I speak from experience as CEO of SEACOM. We were pioneers in bringing broadband access to eastern Africa and we are now driving the development of an integrated communication culture across the continent.
Misperceptions about GDP and growth rates in Sub-Saharan Africa cause many investors to write off the region. That is a big mistake. Africa has the third fastest growth rate among regions of the world, and many countries are experiencing exceptional growth. For example, Ghana has the second fastest GDP growth in the world at 14%, with Eritrea and Ethiopia ranked fourth and fifth respectively.
Underpinning this growth is an emerging class of corporations expanding across the continent.
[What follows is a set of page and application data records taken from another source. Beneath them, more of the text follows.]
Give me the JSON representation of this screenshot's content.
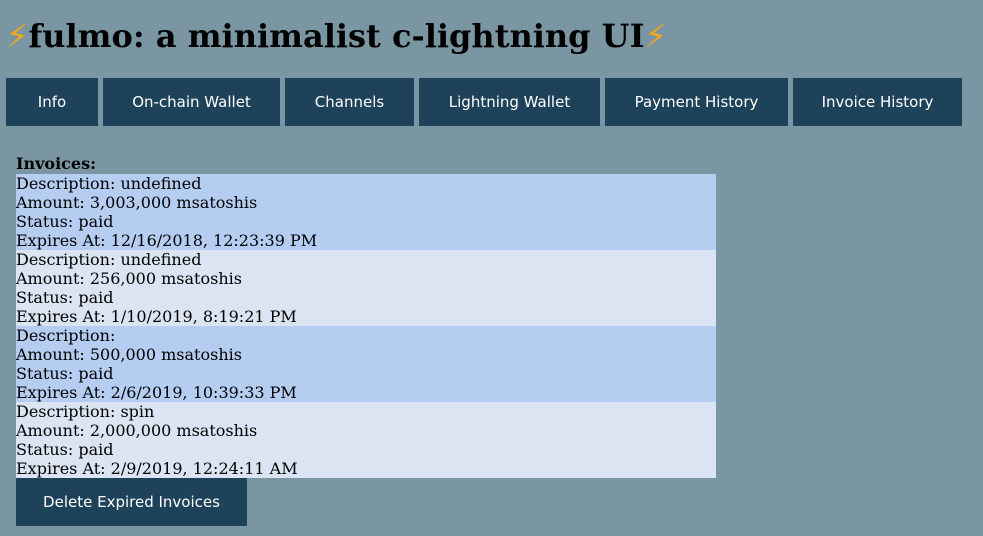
{
  "header": {
    "title": "fulmo: a minimalist c-lightning UI",
    "bolt_icon": "⚡"
  },
  "nav": {
    "items": [
      {
        "label": "Info"
      },
      {
        "label": "On-chain Wallet"
      },
      {
        "label": "Channels"
      },
      {
        "label": "Lightning Wallet"
      },
      {
        "label": "Payment History"
      },
      {
        "label": "Invoice History"
      }
    ]
  },
  "invoices": {
    "heading": "Invoices:",
    "items": [
      {
        "description": "Description: undefined",
        "amount": "Amount: 3,003,000 msatoshis",
        "status": "Status: paid",
        "expires": "Expires At: 12/16/2018, 12:23:39 PM"
      },
      {
        "description": "Description: undefined",
        "amount": "Amount: 256,000 msatoshis",
        "status": "Status: paid",
        "expires": "Expires At: 1/10/2019, 8:19:21 PM"
      },
      {
        "description": "Description:",
        "amount": "Amount: 500,000 msatoshis",
        "status": "Status: paid",
        "expires": "Expires At: 2/6/2019, 10:39:33 PM"
      },
      {
        "description": "Description: spin",
        "amount": "Amount: 2,000,000 msatoshis",
        "status": "Status: paid",
        "expires": "Expires At: 2/9/2019, 12:24:11 AM"
      }
    ],
    "delete_label": "Delete Expired Invoices"
  },
  "colors": {
    "background": "#7b96a3",
    "button": "#1e4259",
    "row_highlight": "#b4cdf0",
    "row_light": "#dae4f2",
    "bolt": "#f2a81d"
  }
}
A new report, Pioneers on the Frontier: Sub-Saharan Africa’s Multinational Corporations, released this week at the World Economic Forum on Africa in Cape Town, highlights the success of SEACOM and other African-based companies that are making their mark across the continent.
The investment community should pay close attention to this new class of companies spanning a variety of industries. Sub-Saharan Africa’s multinational corporations have firsthand knowledge of local conditions, which often means the difference between success and failure when doing business in Africa. They are working more closely with their governments to accelerate local development and further improve the investment climate. These corporations can serve as local partners, suppliers, and purchasers of goods and services, as well as providing solid opportunities for investment. The expansion of these companies requires a burgeoning financial services industry, as well as connected exchanges and public debt markets.
To date, these opportunities are being supported by African based financial services, while being largely ignored by the greater financial markets. To me, this seems to be an opportunity missed. Many possibilities exist across the continent where returns outweigh perceived risks, such as mezzanine rates for senior debt financing.
Our story at SEACOM has been organically African: our debt and equity came from African markets and our demand is driven by African GSM operators, ISPs and local telecommunication companies. We’ve entered new markets by driving win-win partnerships to collectively grow a nascent data market, replacing a previous reliance on expensive satellites for bandwidth. And the future looks bright, as consumer demand is projected to continue rising. The growth of the middle class has brought Africa to a tipping point, where demand from consumers with increasing expendable income outstrips the supply of products and services. This presents a tremendous opportunity for business expansion and investment.
Of course, Africa is not risk-free: current policy barriers still restrict expansion in some cases. However, the spread of democracy is gradually opening up entrepreneurial opportunities and economic integration is beginning to eliminate barriers to cross-border commerce. Companies entering Africa now are experiencing the benefits of first-mover advantage including high profit margins, access to local resources and unfettered brand recognition.
Over the next decade, Africa is projected to continue experiencing high growth, greater integration and improved policy environments. Now is the time for U.S. and European companies to start investing, or they will miss the wave.
Brian Herlihy is CEO of SEACOM, a Mauritius-based company that provides communications bandwidth across Africa, and a member of the Initiative for Global Development’s Frontier 100 network of African, South Asian, U.S. and European business executives working to increase investment and reduce poverty in Africa.